Let’s open with the fact that depression affects nearly 86 million people in WHO South-East Asia Region and if left untreated, in its most severe form can lead to suicide. Eight studies from Bangladesh, India, Indonesia and Sri Lanka, reported the prevalence of depression among people who had died by suicide. Investigated using a range of screening and diagnostic tools, the reported prevalence of depression ranged between 22.0% and 59.7%.
Dr Poonam Khetrapal Singh even stress on the matter on the World Health Day 2017,
“Depression is an issue that needs to be heard. It can affect anyone at any stage of life, impacting relationships, work and social interactions, and impeding our ability to live life to its fullest, whatever culture or community we belong to.”
Depression is a society-wide issue — Each one of us must speak about depression openly and maturely. By talking about depression more openly and a better understanding of the condition, it would put us all in a stronger position to help ourselves as well as those around us that may experience depression.
Now, some people think that depression is like an inability to sort out emotions, and is a result of how the person to deal with the feelings. But, to conclude depression based on that would be misleading. So, in order to understand this phenomenon better, let’s talk about some misconceptions about depression.
Myth 1: Depression is all in your head
Depression is a psychological, social, and biological disorder that’s chronic and takes treatment to manage. The general public only sees the emotional side of depression like acting out or not acting like yourself.
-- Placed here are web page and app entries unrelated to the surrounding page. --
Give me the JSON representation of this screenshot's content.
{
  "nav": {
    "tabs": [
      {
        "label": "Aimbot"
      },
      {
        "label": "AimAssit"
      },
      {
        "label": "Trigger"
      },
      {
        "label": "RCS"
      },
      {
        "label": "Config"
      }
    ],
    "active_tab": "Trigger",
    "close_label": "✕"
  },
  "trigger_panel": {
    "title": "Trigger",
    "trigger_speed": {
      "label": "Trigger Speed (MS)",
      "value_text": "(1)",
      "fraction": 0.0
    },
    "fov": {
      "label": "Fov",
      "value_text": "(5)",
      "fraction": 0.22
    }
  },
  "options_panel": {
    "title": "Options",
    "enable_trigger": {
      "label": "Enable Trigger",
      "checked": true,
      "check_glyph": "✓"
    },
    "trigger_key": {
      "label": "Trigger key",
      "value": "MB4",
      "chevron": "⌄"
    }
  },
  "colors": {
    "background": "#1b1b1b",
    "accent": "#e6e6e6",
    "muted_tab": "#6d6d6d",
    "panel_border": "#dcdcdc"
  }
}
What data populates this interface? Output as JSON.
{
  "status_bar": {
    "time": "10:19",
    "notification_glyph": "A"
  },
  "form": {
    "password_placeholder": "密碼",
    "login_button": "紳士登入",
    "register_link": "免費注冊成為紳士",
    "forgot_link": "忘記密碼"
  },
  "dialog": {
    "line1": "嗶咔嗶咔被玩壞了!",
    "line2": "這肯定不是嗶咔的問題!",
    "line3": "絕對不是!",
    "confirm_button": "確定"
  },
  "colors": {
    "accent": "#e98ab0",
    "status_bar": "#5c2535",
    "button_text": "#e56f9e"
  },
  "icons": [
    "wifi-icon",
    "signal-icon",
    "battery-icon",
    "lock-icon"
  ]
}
If we took the time to realize that depression is a condition that causes physical issues as well, maybe we would see that depression is a real disease that takes time and treatment to manage.
Myth 2: Dealing with depression is a normal part of life
Those who deal with depression don’t have to fight it alone, and it’s possible to manage depression. It’s not a normal part of getting older — Even though in life people go through many changes, being depressed is not something with which people have to live.
Myth 3: Everyone experiences depression in the same way
People who experience depression may have physical differences in their brains than the average person. These differences don’t always act the same way in everyone’s brain. The changes in the brain, plus hormone changes, can influence the severity of moods, thoughts, and physical issues.
Myth 4: Only women get depressed
It’s not that there isn’t any depression in men, it’s just that men don’t talk about it as often as women. Some men believe that talking about their emotions is silly or pathetic, also they avoid treatments for depression in fear that they will no longer appear masculine or strong. Furthermore, some signs of depression in men are different than in women.
Myth 5: Depression is the same as being sad
Feeling down and being depressed are two different things. Depression can be brought on by feelings of sadness, but feeling down doesn’t last as long as an episode of depression. Unlike sadness, depression usually doesn’t go away on its own, does not go away with time or encouragement from friends and loved ones. People with depression have many other emotions other than feeling sad, such as feeling anxious, tense, empty and experience other negative emotions.
Myth 6: Depression isn’t a big deal
Clinical depression is a serious condition that causes those who suffer from it to withdraw from loved ones, take dangerous risks or even start conflicts with others. It requires treatment to manage and overcome. The fact that depression can lead directly to thoughts or actions of a suicidal nature makes depression a very big deal.
Myth 7: Depression is a weakness
People just do not decide to become depressed. The only reason depression is viewed as a weakness is that society has stigmatised the condition. Depression is a biological and psychological condition that has nothing to do with how strong you are.
Myth 8: Talking about it only makes it worse
Try not to ignore the symptoms of depression if you see it in those around you. For the person going through depression, it is a relief when someone notices a change in your mood or behaviour and has the compassion and courage to ask how you’re doing, listening and offering steady support and encouragement.
Myth 9: Medication will change your personality and you’ll be taking it forever
Today’s anti-depressants are safe and effective. For most people, taking an anti-depressant makes them feel more like themselves. Antidepressants are not the same as painkillers or sedatives and they don’t typically make people feel “medicated”. Their job is to correct the brain chemistry that is causing the symptoms of depression. In most cases, engaging in therapy while using an anti-depressant will speed up the recovery.
Myth 10: The best way to help someone with depression is to cheer them up
Well-meaning people will often tell a person with depression to look on the bright side — to snap out of it, or stop thinking about it. However, it’s much more complicated than that. The best way to help a person with depression is to make sure they have access to screening and treatment.